(…) Two separate predation events were documented off the coast of Vancouver Island, British Columbia between the years 2013-2014. Both predation events occurred on small cetaceans from the Phocoenidae family: (Phocoenoides dalli) and (Phocoena phocoena). These two species act as primary subjects of predation for one of three ecotypes of killer whale within the Pacific Northwest. Bigg’s killer whales, also known as transients, are the only known ecotype to actively prey on marine mammals (Baird and Dill 1995). The killer whales in this region belong to the inner west coast transients, comprising approximately 304 individuals (Ford et al. 2013). These whales occupy a range that extends from Northern Washington, along the coast of British Columbia, to Southeastern Alaska (Ford and Ellis 1999).

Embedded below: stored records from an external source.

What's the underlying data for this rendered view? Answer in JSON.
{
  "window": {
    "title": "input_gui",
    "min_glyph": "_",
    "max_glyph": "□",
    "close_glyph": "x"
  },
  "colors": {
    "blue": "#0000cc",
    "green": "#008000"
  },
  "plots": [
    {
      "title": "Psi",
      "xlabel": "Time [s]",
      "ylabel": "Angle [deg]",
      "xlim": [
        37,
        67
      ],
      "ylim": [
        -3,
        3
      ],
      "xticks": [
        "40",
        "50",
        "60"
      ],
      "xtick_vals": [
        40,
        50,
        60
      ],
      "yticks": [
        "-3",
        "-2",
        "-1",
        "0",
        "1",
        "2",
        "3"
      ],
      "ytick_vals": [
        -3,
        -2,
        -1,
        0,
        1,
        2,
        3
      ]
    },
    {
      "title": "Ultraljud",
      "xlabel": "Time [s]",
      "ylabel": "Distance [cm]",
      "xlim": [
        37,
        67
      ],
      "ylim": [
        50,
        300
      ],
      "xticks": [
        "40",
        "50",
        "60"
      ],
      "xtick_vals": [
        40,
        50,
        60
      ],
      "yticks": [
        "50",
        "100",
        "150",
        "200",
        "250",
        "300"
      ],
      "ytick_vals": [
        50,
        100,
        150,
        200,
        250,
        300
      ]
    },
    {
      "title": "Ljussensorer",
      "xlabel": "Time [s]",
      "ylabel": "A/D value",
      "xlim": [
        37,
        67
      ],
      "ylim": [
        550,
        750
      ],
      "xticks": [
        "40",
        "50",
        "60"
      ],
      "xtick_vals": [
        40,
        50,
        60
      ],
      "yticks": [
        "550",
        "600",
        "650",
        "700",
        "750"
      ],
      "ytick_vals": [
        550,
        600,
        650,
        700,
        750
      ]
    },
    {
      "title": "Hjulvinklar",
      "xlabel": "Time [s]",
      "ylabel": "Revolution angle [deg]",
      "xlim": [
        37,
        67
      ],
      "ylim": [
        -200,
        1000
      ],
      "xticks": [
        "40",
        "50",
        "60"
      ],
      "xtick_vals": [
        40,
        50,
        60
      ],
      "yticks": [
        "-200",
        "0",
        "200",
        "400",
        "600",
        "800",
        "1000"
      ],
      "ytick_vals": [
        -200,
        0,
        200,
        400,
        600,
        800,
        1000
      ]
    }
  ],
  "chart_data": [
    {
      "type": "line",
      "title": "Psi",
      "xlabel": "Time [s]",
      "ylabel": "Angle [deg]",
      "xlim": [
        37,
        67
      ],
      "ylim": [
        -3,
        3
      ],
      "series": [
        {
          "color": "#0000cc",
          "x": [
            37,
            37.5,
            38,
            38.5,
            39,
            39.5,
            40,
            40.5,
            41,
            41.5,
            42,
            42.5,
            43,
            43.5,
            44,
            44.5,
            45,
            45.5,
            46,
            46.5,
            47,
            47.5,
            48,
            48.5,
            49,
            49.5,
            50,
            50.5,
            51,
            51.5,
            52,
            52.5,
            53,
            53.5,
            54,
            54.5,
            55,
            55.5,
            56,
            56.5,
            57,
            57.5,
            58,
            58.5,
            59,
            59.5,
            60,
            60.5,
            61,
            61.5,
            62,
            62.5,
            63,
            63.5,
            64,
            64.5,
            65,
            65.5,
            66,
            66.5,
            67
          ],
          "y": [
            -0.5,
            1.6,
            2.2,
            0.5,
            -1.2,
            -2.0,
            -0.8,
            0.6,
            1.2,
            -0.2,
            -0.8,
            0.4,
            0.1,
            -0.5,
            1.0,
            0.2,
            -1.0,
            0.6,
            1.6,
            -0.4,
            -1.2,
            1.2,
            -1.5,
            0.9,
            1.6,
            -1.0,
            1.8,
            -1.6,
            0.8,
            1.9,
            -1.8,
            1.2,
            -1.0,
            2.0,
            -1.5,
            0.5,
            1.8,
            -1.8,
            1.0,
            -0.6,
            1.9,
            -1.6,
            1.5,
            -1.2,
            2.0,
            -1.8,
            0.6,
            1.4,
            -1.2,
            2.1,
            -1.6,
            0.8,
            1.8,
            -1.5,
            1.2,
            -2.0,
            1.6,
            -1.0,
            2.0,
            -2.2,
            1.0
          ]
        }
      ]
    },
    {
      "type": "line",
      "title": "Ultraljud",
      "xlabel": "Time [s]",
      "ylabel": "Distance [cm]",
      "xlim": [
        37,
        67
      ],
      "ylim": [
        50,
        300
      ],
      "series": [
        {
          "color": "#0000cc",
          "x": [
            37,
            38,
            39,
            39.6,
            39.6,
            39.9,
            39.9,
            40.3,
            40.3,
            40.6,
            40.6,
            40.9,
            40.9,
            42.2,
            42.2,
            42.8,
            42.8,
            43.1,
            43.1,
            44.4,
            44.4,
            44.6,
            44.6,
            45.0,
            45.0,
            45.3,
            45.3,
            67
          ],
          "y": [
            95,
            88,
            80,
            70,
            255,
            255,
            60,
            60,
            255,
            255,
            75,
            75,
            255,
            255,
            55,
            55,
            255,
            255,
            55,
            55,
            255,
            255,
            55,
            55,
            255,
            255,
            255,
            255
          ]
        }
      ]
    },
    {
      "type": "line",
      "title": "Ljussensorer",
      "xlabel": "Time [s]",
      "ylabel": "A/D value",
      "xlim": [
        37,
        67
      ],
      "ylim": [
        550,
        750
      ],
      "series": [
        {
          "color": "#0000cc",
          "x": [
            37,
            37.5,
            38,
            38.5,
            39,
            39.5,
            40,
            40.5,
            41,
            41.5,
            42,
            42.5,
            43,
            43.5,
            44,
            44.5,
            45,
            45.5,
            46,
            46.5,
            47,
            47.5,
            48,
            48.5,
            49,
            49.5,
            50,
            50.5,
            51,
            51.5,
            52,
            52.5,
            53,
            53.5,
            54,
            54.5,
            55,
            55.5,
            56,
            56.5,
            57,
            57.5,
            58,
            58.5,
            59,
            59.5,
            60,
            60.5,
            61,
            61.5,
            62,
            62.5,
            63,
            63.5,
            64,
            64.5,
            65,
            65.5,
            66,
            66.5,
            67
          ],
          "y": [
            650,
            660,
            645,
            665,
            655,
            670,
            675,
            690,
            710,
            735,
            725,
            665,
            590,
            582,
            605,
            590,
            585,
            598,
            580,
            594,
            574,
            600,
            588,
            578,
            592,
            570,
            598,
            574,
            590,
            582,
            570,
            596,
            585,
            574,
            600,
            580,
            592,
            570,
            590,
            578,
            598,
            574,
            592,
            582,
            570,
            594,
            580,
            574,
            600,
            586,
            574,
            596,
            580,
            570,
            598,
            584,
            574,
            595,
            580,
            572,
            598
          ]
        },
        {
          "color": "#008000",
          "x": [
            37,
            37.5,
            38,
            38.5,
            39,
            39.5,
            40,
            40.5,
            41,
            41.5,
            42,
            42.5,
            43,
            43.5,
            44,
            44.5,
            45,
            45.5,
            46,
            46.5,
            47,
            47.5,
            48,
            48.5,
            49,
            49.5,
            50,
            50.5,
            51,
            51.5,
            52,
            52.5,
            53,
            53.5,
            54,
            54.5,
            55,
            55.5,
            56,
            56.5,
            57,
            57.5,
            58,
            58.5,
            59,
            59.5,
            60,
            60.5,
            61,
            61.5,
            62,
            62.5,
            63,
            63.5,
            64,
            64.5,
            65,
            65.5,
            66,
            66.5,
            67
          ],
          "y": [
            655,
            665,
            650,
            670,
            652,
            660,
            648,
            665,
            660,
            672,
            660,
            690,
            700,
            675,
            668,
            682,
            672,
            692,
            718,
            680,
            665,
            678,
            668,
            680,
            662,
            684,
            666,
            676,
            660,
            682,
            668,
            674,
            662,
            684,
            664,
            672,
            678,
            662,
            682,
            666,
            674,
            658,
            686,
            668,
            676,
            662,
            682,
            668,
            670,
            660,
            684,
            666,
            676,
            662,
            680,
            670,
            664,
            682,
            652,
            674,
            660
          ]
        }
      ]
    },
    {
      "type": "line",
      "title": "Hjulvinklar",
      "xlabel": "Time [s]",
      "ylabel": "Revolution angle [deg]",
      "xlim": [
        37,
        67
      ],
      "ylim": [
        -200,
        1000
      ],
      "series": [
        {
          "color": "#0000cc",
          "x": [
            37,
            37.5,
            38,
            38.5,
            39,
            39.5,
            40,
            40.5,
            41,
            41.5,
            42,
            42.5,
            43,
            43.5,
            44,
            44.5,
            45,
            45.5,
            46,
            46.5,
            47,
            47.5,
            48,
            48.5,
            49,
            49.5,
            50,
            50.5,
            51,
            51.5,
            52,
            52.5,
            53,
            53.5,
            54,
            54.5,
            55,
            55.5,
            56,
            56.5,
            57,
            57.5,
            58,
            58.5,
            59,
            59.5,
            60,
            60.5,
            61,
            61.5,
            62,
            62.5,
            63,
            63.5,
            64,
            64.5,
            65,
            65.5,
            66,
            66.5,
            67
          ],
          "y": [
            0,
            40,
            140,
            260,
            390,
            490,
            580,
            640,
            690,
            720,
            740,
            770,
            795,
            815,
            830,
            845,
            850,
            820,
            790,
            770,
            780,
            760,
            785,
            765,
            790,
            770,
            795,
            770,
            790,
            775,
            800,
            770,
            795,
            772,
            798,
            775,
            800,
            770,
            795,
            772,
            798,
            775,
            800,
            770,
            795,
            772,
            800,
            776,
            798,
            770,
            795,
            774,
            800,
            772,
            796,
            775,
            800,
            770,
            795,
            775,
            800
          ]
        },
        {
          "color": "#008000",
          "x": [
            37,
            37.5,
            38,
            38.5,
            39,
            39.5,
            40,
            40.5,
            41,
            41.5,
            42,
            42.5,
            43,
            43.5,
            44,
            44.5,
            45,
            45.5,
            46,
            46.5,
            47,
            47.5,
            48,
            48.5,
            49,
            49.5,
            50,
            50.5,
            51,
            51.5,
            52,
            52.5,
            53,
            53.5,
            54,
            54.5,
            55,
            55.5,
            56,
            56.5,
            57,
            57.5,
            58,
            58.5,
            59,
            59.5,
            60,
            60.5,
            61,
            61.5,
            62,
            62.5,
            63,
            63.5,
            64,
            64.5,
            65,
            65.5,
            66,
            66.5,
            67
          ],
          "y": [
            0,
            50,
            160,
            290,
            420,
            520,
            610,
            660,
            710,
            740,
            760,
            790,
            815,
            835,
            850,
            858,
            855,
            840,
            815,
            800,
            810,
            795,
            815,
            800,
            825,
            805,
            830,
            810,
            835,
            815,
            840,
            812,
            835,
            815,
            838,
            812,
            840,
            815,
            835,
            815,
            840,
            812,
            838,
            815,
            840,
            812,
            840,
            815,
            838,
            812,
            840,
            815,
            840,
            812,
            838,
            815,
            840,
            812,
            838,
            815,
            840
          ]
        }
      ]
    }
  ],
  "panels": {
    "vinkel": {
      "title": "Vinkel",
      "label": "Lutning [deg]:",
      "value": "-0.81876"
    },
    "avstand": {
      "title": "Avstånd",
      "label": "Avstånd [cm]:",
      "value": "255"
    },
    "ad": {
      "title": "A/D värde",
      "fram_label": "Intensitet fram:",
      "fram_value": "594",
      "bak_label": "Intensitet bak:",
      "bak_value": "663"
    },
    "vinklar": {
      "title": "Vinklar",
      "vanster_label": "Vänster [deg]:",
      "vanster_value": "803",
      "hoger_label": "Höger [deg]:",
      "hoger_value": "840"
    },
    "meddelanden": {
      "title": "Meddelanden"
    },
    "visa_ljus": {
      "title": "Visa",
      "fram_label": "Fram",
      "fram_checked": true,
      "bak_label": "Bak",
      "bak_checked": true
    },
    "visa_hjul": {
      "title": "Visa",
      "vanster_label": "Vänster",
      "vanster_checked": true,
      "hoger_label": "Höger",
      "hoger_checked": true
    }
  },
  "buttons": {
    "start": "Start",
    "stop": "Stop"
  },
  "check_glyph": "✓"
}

The two porpoise’s allowed for a detailed analysis of transient killer whale hunting behaviour. A gross necropsy was performed on the two prey specimens at the Royal British Columbia Museum in Victoria, B.C. on November 25, 2014. The necropsy was led by Dr. Lynette Browne with assists from Josh McInnes, Kelsey Cullen, Annette Dehalt, and Dr. Gavin Hanke. Both specimens were examined for pre- and post-mortem injuries to provide evidence that the animals were killed by transient killer whales. (…)